▸ WORK REQUIRED
Whatever appears in the entries must be given again exactly.

+++ INFORMATION SUPPLIED

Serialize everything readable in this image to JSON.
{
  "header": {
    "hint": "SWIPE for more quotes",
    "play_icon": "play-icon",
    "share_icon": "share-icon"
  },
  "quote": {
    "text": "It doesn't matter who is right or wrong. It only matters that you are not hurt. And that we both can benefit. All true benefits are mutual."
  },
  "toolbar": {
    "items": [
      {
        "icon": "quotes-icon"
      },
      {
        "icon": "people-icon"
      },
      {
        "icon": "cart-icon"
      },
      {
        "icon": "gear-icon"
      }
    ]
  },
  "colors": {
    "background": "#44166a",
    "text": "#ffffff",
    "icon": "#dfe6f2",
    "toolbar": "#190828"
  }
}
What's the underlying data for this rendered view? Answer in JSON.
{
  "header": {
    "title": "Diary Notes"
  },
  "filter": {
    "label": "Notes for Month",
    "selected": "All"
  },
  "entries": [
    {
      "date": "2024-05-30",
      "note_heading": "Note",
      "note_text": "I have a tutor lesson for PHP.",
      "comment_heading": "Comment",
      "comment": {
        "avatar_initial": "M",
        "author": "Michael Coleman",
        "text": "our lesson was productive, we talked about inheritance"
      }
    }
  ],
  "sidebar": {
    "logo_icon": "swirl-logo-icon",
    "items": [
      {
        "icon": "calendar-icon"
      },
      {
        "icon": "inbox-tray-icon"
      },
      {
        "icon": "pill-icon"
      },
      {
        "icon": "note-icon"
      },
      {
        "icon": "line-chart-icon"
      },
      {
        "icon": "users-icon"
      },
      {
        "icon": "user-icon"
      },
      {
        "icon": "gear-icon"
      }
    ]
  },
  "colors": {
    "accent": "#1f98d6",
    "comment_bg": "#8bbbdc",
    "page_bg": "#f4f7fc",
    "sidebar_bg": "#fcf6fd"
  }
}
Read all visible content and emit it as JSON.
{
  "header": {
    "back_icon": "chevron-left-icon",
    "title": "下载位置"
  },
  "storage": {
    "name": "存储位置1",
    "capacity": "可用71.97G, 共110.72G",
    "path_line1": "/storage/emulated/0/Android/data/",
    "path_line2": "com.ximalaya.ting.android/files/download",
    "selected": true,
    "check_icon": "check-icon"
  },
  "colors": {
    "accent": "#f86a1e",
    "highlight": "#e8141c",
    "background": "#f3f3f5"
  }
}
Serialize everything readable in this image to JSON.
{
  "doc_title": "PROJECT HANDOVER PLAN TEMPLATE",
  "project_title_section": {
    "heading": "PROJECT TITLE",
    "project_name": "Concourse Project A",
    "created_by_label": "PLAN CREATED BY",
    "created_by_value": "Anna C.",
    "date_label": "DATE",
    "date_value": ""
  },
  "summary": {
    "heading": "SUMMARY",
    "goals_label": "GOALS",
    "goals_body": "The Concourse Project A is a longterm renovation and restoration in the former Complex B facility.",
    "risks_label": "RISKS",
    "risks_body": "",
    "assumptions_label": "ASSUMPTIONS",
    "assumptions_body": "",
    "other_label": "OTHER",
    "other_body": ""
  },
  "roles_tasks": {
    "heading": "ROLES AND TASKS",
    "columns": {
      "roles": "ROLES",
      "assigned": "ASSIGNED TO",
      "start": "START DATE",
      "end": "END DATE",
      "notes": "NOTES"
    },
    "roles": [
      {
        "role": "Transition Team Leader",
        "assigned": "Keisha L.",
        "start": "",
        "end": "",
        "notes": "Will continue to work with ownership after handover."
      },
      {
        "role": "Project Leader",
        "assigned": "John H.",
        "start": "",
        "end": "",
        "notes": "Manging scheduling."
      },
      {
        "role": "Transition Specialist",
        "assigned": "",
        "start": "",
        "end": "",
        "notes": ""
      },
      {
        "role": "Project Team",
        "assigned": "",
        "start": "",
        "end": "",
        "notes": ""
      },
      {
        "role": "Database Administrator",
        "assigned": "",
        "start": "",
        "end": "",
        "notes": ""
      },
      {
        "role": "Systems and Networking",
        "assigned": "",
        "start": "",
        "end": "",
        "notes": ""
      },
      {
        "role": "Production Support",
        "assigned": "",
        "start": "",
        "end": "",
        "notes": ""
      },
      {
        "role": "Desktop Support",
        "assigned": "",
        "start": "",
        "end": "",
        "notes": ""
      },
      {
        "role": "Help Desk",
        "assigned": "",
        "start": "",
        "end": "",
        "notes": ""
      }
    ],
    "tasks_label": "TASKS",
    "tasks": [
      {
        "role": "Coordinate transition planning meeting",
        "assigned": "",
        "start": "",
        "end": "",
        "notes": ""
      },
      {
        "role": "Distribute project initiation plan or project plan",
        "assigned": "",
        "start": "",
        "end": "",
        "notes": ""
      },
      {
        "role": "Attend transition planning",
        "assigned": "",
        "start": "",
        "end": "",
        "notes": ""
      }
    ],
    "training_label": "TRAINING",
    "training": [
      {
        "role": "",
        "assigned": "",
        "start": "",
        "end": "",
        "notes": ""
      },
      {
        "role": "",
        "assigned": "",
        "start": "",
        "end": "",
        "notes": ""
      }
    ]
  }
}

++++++

▸ ANSWER
Serialize everything readable in this image to JSON.
{
  "header": {
    "hint": "SWIPE for more quotes",
    "play_icon": "play-icon",
    "share_icon": "share-icon"
  },
  "quote": {
    "text": "It doesn't matter who is right or wrong. It only matters that you are not hurt. And that we both can benefit. All true benefits are mutual."
  },
  "toolbar": {
    "items": [
      {
        "icon": "quotes-icon"
      },
      {
        "icon": "people-icon"
      },
      {
        "icon": "cart-icon"
      },
      {
        "icon": "gear-icon"
      }
    ]
  },
  "colors": {
    "background": "#44166a",
    "text": "#ffffff",
    "icon": "#dfe6f2",
    "toolbar": "#190828"
  }
}
What's the underlying data for this rendered view? Answer in JSON.
{
  "header": {
    "title": "Diary Notes"
  },
  "filter": {
    "label": "Notes for Month",
    "selected": "All"
  },
  "entries": [
    {
      "date": "2024-05-30",
      "note_heading": "Note",
      "note_text": "I have a tutor lesson for PHP.",
      "comment_heading": "Comment",
      "comment": {
        "avatar_initial": "M",
        "author": "Michael Coleman",
        "text": "our lesson was productive, we talked about inheritance"
      }
    }
  ],
  "sidebar": {
    "logo_icon": "swirl-logo-icon",
    "items": [
      {
        "icon": "calendar-icon"
      },
      {
        "icon": "inbox-tray-icon"
      },
      {
        "icon": "pill-icon"
      },
      {
        "icon": "note-icon"
      },
      {
        "icon": "line-chart-icon"
      },
      {
        "icon": "users-icon"
      },
      {
        "icon": "user-icon"
      },
      {
        "icon": "gear-icon"
      }
    ]
  },
  "colors": {
    "accent": "#1f98d6",
    "comment_bg": "#8bbbdc",
    "page_bg": "#f4f7fc",
    "sidebar_bg": "#fcf6fd"
  }
}
Read all visible content and emit it as JSON.
{
  "header": {
    "back_icon": "chevron-left-icon",
    "title": "下载位置"
  },
  "storage": {
    "name": "存储位置1",
    "capacity": "可用71.97G, 共110.72G",
    "path_line1": "/storage/emulated/0/Android/data/",
    "path_line2": "com.ximalaya.ting.android/files/download",
    "selected": true,
    "check_icon": "check-icon"
  },
  "colors": {
    "accent": "#f86a1e",
    "highlight": "#e8141c",
    "background": "#f3f3f5"
  }
}
Serialize everything readable in this image to JSON.
{
  "doc_title": "PROJECT HANDOVER PLAN TEMPLATE",
  "project_title_section": {
    "heading": "PROJECT TITLE",
    "project_name": "Concourse Project A",
    "created_by_label": "PLAN CREATED BY",
    "created_by_value": "Anna C.",
    "date_label": "DATE",
    "date_value": ""
  },
  "summary": {
    "heading": "SUMMARY",
    "goals_label": "GOALS",
    "goals_body": "The Concourse Project A is a longterm renovation and restoration in the former Complex B facility.",
    "risks_label": "RISKS",
    "risks_body": "",
    "assumptions_label": "ASSUMPTIONS",
    "assumptions_body": "",
    "other_label": "OTHER",
    "other_body": ""
  },
  "roles_tasks": {
    "heading": "ROLES AND TASKS",
    "columns": {
      "roles": "ROLES",
      "assigned": "ASSIGNED TO",
      "start": "START DATE",
      "end": "END DATE",
      "notes": "NOTES"
    },
    "roles": [
      {
        "role": "Transition Team Leader",
        "assigned": "Keisha L.",
        "start": "",
        "end": "",
        "notes": "Will continue to work with ownership after handover."
      },
      {
        "role": "Project Leader",
        "assigned": "John H.",
        "start": "",
        "end": "",
        "notes": "Manging scheduling."
      },
      {
        "role": "Transition Specialist",
        "assigned": "",
        "start": "",
        "end": "",
        "notes": ""
      },
      {
        "role": "Project Team",
        "assigned": "",
        "start": "",
        "end": "",
        "notes": ""
      },
      {
        "role": "Database Administrator",
        "assigned": "",
        "start": "",
        "end": "",
        "notes": ""
      },
      {
        "role": "Systems and Networking",
        "assigned": "",
        "start": "",
        "end": "",
        "notes": ""
      },
      {
        "role": "Production Support",
        "assigned": "",
        "start": "",
        "end": "",
        "notes": ""
      },
      {
        "role": "Desktop Support",
        "assigned": "",
        "start": "",
        "end": "",
        "notes": ""
      },
      {
        "role": "Help Desk",
        "assigned": "",
        "start": "",
        "end": "",
        "notes": ""
      }
    ],
    "tasks_label": "TASKS",
    "tasks": [
      {
        "role": "Coordinate transition planning meeting",
        "assigned": "",
        "start": "",
        "end": "",
        "notes": ""
      },
      {
        "role": "Distribute project initiation plan or project plan",
        "assigned": "",
        "start": "",
        "end": "",
        "notes": ""
      },
      {
        "role": "Attend transition planning",
        "assigned": "",
        "start": "",
        "end": "",
        "notes": ""
      }
    ],
    "training_label": "TRAINING",
    "training": [
      {
        "role": "",
        "assigned": "",
        "start": "",
        "end": "",
        "notes": ""
      },
      {
        "role": "",
        "assigned": "",
        "start": "",
        "end": "",
        "notes": ""
      }
    ]
  }
}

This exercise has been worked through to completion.